[Start of Attachment]
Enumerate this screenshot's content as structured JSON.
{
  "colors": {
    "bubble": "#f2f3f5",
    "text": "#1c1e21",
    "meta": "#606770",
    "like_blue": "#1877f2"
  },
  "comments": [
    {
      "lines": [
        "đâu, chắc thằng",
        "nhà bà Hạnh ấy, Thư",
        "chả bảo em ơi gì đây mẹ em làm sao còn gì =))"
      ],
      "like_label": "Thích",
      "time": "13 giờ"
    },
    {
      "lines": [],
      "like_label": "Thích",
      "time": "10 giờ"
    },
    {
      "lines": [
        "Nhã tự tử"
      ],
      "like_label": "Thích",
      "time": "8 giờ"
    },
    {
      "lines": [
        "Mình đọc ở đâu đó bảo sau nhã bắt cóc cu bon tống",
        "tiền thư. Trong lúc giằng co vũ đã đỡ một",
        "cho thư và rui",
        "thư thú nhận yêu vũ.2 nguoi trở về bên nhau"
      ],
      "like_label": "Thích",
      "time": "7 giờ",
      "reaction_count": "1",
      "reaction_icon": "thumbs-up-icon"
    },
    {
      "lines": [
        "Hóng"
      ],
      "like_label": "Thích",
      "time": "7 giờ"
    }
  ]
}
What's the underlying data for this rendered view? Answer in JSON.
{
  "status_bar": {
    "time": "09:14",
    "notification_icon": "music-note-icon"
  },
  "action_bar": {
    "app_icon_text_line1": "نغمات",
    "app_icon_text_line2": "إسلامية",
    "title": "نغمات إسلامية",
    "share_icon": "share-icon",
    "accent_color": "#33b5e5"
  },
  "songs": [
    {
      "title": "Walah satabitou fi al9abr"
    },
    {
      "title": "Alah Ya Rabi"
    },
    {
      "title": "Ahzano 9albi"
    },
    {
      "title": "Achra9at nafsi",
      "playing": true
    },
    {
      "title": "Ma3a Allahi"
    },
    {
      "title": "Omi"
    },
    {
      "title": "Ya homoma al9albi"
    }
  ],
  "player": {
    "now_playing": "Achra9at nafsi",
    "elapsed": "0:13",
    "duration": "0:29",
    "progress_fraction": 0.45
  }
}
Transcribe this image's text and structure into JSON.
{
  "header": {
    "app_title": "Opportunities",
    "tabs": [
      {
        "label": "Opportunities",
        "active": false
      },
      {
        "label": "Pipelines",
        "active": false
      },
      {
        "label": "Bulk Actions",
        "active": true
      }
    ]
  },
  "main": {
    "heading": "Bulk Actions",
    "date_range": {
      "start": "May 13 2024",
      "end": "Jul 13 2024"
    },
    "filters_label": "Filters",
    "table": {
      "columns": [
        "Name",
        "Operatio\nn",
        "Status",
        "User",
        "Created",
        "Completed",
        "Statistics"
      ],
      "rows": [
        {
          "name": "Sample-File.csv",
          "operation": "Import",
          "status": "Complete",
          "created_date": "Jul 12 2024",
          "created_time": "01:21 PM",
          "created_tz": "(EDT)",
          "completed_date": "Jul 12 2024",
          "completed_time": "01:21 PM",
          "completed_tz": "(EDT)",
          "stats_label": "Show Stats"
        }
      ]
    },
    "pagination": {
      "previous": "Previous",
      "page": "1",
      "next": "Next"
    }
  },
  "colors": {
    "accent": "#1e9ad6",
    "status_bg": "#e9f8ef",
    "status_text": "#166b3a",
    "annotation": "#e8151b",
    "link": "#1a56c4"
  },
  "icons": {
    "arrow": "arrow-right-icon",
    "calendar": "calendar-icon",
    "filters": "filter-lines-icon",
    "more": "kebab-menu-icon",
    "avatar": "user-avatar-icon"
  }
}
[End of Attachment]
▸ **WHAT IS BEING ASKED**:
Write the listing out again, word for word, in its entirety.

▸ **ANSWER SECTION**:
Enumerate this screenshot's content as structured JSON.
{
  "colors": {
    "bubble": "#f2f3f5",
    "text": "#1c1e21",
    "meta": "#606770",
    "like_blue": "#1877f2"
  },
  "comments": [
    {
      "lines": [
        "đâu, chắc thằng",
        "nhà bà Hạnh ấy, Thư",
        "chả bảo em ơi gì đây mẹ em làm sao còn gì =))"
      ],
      "like_label": "Thích",
      "time": "13 giờ"
    },
    {
      "lines": [],
      "like_label": "Thích",
      "time": "10 giờ"
    },
    {
      "lines": [
        "Nhã tự tử"
      ],
      "like_label": "Thích",
      "time": "8 giờ"
    },
    {
      "lines": [
        "Mình đọc ở đâu đó bảo sau nhã bắt cóc cu bon tống",
        "tiền thư. Trong lúc giằng co vũ đã đỡ một",
        "cho thư và rui",
        "thư thú nhận yêu vũ.2 nguoi trở về bên nhau"
      ],
      "like_label": "Thích",
      "time": "7 giờ",
      "reaction_count": "1",
      "reaction_icon": "thumbs-up-icon"
    },
    {
      "lines": [
        "Hóng"
      ],
      "like_label": "Thích",
      "time": "7 giờ"
    }
  ]
}
What's the underlying data for this rendered view? Answer in JSON.
{
  "status_bar": {
    "time": "09:14",
    "notification_icon": "music-note-icon"
  },
  "action_bar": {
    "app_icon_text_line1": "نغمات",
    "app_icon_text_line2": "إسلامية",
    "title": "نغمات إسلامية",
    "share_icon": "share-icon",
    "accent_color": "#33b5e5"
  },
  "songs": [
    {
      "title": "Walah satabitou fi al9abr"
    },
    {
      "title": "Alah Ya Rabi"
    },
    {
      "title": "Ahzano 9albi"
    },
    {
      "title": "Achra9at nafsi",
      "playing": true
    },
    {
      "title": "Ma3a Allahi"
    },
    {
      "title": "Omi"
    },
    {
      "title": "Ya homoma al9albi"
    }
  ],
  "player": {
    "now_playing": "Achra9at nafsi",
    "elapsed": "0:13",
    "duration": "0:29",
    "progress_fraction": 0.45
  }
}
Transcribe this image's text and structure into JSON.
{
  "header": {
    "app_title": "Opportunities",
    "tabs": [
      {
        "label": "Opportunities",
        "active": false
      },
      {
        "label": "Pipelines",
        "active": false
      },
      {
        "label": "Bulk Actions",
        "active": true
      }
    ]
  },
  "main": {
    "heading": "Bulk Actions",
    "date_range": {
      "start": "May 13 2024",
      "end": "Jul 13 2024"
    },
    "filters_label": "Filters",
    "table": {
      "columns": [
        "Name",
        "Operatio\nn",
        "Status",
        "User",
        "Created",
        "Completed",
        "Statistics"
      ],
      "rows": [
        {
          "name": "Sample-File.csv",
          "operation": "Import",
          "status": "Complete",
          "created_date": "Jul 12 2024",
          "created_time": "01:21 PM",
          "created_tz": "(EDT)",
          "completed_date": "Jul 12 2024",
          "completed_time": "01:21 PM",
          "completed_tz": "(EDT)",
          "stats_label": "Show Stats"
        }
      ]
    },
    "pagination": {
      "previous": "Previous",
      "page": "1",
      "next": "Next"
    }
  },
  "colors": {
    "accent": "#1e9ad6",
    "status_bg": "#e9f8ef",
    "status_text": "#166b3a",
    "annotation": "#e8151b",
    "link": "#1a56c4"
  },
  "icons": {
    "arrow": "arrow-right-icon",
    "calendar": "calendar-icon",
    "filters": "filter-lines-icon",
    "more": "kebab-menu-icon",
    "avatar": "user-avatar-icon"
  }
}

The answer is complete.